* [WORK TO COMPLETE]: Where does the string "total" appear in the listing below? Copy every line where it does.

* [RECORDS FOR PROCESSING]:
####################

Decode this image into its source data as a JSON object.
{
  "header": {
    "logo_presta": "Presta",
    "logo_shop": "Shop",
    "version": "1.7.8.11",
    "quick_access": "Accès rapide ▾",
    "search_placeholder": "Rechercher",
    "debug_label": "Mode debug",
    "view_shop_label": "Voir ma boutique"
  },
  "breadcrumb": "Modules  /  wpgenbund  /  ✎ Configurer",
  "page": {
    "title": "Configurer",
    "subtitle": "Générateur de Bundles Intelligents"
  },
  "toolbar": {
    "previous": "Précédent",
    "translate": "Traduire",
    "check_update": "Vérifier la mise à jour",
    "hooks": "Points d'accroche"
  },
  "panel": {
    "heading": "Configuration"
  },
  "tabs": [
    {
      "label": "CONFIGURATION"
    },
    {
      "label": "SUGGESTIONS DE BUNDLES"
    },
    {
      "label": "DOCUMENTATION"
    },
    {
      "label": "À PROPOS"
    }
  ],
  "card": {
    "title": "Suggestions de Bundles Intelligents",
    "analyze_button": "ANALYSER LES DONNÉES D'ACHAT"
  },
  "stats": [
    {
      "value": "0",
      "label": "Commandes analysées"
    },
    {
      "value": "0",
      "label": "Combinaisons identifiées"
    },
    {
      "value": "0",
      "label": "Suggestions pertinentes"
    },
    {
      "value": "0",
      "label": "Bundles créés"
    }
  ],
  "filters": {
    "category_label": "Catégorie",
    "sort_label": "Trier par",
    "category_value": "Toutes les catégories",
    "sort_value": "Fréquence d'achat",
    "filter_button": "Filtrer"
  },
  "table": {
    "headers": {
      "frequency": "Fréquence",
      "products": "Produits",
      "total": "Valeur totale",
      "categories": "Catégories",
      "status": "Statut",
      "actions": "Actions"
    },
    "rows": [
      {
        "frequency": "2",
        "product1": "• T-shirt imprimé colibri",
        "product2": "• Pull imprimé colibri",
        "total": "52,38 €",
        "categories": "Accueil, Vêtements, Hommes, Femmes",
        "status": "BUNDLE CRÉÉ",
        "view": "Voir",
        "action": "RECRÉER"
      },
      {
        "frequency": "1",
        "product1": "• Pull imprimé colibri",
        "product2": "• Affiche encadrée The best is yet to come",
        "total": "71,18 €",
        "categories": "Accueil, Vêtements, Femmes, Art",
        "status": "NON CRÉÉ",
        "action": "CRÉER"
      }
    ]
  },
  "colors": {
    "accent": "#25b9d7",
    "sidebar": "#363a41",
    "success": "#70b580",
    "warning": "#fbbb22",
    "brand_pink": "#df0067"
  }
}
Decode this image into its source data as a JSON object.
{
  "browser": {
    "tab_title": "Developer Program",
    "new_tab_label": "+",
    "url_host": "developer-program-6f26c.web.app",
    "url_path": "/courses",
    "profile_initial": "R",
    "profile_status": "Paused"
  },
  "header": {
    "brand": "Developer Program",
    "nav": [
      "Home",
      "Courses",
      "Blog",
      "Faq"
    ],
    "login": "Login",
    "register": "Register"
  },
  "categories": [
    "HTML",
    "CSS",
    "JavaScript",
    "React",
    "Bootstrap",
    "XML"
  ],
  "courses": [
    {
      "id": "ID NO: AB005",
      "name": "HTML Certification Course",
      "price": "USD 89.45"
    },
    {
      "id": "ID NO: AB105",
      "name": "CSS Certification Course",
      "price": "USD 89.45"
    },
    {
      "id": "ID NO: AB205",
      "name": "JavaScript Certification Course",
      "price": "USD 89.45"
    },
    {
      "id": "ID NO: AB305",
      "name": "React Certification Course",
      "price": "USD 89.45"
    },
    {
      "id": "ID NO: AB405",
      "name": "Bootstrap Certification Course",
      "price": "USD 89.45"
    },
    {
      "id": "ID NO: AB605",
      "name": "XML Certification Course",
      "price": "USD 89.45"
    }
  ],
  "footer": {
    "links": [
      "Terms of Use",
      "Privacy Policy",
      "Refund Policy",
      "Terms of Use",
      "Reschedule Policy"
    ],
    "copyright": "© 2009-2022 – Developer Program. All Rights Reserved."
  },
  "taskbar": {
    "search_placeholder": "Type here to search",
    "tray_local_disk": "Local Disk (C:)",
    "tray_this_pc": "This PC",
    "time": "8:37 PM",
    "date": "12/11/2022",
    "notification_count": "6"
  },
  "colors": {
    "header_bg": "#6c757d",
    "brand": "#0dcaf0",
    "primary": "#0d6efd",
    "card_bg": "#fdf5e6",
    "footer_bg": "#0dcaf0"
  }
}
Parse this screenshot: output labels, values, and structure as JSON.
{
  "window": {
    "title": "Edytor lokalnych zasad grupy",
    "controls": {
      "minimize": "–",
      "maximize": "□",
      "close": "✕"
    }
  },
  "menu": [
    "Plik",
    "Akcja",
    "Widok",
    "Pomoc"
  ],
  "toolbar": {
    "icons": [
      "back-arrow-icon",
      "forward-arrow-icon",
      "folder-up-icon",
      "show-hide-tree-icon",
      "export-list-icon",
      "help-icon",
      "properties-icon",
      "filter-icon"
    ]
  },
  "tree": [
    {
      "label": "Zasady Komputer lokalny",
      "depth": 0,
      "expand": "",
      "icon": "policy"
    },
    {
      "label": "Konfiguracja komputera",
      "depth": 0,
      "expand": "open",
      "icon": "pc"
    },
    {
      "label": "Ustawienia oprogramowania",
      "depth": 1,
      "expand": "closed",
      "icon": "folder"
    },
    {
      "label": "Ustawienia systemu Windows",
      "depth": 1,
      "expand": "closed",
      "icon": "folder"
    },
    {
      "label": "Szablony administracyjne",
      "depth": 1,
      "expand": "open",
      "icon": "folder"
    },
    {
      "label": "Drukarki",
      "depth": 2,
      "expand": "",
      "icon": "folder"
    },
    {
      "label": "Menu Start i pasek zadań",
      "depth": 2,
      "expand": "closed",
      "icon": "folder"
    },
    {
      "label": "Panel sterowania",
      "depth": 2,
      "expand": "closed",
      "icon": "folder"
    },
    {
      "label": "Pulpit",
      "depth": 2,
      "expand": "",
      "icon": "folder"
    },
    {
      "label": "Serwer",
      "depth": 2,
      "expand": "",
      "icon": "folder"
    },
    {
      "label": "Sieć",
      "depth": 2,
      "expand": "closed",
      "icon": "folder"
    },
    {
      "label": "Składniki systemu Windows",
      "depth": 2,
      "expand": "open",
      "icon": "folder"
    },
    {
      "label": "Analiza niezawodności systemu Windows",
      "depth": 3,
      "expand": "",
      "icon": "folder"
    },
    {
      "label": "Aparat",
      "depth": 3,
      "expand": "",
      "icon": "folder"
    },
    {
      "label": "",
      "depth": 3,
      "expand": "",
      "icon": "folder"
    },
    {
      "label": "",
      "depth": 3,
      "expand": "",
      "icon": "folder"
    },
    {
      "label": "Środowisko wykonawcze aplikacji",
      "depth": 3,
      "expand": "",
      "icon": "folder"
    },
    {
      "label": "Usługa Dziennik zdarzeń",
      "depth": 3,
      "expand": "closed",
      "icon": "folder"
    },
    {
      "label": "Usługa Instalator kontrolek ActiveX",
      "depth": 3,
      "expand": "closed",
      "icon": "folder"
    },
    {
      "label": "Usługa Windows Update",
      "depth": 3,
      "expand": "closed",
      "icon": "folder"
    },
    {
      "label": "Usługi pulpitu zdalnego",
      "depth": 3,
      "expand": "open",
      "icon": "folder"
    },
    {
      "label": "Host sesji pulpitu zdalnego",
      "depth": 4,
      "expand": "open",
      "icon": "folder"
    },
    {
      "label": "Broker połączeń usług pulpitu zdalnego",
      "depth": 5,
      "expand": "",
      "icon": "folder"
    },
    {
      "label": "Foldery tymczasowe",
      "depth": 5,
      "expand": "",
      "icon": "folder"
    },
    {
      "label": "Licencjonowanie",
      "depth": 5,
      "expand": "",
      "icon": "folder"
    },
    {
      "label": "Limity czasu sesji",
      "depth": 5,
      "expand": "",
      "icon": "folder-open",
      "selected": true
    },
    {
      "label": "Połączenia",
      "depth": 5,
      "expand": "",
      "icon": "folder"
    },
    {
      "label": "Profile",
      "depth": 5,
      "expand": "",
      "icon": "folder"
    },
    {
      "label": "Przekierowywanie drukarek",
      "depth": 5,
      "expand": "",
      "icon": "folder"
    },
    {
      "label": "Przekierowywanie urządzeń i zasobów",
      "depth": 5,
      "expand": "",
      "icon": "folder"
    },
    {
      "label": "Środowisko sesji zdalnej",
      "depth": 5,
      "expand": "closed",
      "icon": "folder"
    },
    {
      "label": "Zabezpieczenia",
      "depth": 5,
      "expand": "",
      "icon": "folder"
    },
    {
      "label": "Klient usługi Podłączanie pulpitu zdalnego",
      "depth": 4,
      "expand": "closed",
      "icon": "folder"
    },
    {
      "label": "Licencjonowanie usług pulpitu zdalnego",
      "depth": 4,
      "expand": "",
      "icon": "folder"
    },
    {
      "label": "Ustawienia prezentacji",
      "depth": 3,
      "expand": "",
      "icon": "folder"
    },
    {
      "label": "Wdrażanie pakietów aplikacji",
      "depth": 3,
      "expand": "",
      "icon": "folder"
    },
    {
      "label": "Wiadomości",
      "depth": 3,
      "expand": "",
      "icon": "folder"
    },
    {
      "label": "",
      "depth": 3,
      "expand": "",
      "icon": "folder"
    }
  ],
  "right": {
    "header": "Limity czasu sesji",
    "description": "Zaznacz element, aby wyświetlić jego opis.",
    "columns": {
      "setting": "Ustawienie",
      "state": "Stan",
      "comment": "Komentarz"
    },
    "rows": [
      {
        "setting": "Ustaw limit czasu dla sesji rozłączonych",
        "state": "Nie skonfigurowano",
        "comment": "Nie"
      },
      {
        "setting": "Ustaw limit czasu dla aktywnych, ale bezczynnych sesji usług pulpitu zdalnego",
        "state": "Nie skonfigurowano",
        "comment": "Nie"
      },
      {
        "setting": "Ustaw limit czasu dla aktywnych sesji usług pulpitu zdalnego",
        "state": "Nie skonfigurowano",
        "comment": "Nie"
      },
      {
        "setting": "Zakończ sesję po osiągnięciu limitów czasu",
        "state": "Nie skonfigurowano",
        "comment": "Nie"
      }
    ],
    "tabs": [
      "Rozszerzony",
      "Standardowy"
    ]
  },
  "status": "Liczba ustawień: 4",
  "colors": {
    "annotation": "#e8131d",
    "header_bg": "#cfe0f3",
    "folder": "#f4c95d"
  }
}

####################

* [EXPECTED ANSWER]:
      "total": "Valeur totale",
        "total": "52,38 €",
        "total": "71,18 €",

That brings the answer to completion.